Tally the lines below that contain "background" and reply with only the tally.
--- Extracted entries Enclosed Below ---
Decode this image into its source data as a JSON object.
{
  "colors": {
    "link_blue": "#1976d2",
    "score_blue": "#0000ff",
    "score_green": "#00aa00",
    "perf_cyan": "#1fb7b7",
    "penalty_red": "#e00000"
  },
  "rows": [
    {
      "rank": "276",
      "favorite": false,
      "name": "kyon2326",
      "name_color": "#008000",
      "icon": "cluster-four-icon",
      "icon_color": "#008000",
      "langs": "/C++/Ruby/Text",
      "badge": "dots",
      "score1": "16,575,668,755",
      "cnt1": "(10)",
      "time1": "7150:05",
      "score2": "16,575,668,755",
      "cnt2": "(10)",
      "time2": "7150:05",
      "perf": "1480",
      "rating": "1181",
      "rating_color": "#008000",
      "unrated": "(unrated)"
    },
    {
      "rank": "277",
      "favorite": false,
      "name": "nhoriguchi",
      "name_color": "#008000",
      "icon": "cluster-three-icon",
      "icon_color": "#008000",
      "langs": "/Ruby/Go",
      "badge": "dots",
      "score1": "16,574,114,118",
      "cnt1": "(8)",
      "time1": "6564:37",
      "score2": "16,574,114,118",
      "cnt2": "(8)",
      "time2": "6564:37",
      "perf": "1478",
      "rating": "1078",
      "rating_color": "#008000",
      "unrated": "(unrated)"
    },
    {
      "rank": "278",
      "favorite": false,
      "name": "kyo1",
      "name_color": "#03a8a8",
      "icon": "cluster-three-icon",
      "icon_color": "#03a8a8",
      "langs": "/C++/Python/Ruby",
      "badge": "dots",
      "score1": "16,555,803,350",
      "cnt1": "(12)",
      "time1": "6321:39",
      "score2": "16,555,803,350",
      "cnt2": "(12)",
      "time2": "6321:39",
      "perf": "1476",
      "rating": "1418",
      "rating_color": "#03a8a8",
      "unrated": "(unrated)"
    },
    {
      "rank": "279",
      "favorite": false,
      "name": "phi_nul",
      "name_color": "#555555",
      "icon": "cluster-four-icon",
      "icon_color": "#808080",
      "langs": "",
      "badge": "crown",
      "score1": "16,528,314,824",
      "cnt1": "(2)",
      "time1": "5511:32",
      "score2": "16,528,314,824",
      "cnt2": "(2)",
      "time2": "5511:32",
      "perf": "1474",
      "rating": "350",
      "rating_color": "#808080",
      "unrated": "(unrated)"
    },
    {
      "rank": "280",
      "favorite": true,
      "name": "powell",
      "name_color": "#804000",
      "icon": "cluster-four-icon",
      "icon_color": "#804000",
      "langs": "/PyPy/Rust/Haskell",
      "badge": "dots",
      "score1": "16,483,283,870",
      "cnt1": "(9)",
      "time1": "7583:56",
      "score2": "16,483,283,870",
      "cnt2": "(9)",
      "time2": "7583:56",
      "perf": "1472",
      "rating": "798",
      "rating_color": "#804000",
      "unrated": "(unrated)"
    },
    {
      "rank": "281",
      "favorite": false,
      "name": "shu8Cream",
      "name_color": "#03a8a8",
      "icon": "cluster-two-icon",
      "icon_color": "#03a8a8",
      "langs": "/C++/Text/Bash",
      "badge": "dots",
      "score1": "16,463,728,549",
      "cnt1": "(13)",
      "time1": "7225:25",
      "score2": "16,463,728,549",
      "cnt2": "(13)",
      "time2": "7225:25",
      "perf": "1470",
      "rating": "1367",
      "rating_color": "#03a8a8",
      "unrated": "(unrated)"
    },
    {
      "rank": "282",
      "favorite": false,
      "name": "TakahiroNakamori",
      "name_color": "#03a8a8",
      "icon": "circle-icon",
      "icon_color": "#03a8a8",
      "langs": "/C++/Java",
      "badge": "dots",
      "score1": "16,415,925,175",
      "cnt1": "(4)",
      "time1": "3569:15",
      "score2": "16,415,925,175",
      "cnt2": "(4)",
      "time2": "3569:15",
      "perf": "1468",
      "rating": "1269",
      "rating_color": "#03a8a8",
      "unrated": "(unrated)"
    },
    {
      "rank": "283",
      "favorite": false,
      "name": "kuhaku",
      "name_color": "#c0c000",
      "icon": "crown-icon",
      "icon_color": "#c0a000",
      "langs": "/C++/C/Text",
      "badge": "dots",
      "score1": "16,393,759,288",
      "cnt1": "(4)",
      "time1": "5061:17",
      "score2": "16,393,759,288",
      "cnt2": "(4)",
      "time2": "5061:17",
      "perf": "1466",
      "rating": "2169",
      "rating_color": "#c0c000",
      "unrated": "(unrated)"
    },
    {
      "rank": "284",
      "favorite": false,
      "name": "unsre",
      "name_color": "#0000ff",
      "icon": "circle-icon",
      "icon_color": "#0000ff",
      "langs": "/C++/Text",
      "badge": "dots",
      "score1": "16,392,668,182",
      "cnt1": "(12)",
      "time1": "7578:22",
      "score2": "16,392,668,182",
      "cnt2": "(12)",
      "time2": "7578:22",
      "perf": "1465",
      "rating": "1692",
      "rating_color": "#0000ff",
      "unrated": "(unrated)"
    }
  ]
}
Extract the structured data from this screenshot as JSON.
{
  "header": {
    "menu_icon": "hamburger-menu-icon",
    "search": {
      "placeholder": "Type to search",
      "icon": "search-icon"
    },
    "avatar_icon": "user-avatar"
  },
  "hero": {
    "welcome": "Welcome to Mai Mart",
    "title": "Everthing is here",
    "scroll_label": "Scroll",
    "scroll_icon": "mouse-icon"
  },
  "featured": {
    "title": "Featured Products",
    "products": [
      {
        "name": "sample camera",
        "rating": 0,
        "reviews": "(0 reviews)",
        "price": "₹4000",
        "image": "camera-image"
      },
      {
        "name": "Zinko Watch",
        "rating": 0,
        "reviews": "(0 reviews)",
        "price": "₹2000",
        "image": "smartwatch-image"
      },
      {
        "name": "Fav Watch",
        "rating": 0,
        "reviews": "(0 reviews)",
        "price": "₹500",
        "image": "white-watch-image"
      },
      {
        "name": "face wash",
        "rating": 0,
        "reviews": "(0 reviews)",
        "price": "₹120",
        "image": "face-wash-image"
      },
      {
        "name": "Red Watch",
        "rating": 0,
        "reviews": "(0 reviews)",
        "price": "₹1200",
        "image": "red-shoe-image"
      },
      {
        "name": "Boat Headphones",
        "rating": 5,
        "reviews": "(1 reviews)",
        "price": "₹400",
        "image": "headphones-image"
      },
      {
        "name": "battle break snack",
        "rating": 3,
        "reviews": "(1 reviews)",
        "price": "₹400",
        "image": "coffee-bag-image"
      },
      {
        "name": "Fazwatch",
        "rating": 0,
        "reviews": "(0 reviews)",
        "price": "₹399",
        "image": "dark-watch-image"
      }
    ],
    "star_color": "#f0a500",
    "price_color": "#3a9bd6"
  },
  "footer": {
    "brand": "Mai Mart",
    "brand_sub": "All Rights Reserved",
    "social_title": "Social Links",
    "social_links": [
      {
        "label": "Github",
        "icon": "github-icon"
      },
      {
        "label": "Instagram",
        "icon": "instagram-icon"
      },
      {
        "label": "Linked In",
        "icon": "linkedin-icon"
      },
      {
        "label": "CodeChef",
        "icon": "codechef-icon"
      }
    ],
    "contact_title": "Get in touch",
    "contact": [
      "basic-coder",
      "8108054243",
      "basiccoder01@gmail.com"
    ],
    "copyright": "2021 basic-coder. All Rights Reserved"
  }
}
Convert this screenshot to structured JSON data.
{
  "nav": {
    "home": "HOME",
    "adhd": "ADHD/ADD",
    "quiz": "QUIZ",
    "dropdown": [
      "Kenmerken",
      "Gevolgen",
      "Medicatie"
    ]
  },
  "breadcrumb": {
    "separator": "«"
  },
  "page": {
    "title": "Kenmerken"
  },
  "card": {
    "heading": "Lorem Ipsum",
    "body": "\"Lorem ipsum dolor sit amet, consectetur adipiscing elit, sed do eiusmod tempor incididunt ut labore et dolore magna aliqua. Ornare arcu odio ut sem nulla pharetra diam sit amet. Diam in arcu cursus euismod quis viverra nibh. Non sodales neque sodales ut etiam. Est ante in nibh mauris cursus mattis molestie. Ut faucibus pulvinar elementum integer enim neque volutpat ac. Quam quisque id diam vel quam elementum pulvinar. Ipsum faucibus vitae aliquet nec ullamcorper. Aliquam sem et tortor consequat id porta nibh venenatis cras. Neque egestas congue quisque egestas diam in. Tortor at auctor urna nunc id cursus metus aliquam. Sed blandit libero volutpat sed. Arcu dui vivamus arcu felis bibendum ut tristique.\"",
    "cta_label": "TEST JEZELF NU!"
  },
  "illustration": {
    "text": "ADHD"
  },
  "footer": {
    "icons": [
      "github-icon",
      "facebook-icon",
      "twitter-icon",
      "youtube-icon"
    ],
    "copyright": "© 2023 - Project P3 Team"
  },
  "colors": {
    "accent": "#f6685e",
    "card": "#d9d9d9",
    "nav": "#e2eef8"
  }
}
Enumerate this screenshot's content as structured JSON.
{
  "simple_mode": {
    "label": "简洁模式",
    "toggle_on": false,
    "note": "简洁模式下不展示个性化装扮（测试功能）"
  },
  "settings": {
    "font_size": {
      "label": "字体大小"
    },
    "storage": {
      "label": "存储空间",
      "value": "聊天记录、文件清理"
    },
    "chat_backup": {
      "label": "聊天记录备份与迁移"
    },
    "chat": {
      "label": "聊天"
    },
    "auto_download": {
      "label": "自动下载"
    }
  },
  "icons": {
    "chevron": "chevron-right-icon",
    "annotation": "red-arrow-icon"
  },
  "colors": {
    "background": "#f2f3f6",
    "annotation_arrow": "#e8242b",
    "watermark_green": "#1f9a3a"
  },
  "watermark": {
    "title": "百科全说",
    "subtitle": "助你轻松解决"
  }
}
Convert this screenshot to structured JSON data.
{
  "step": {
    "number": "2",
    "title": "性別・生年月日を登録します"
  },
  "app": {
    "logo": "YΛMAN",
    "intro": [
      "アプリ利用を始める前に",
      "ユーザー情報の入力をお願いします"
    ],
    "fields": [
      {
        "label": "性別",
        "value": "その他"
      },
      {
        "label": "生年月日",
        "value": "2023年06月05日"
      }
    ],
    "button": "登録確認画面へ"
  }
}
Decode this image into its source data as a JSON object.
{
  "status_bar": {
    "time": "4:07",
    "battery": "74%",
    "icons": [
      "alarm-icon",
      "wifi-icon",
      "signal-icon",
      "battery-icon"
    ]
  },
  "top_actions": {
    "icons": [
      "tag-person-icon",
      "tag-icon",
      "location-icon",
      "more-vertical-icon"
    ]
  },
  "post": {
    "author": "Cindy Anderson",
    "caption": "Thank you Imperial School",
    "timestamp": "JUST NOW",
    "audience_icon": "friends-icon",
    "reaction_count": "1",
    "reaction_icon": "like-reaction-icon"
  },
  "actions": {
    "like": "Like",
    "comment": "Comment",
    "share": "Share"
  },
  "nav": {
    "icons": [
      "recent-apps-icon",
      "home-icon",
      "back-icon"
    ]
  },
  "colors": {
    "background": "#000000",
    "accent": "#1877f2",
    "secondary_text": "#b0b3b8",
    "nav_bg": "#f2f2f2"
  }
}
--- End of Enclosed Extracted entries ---
## Result below
2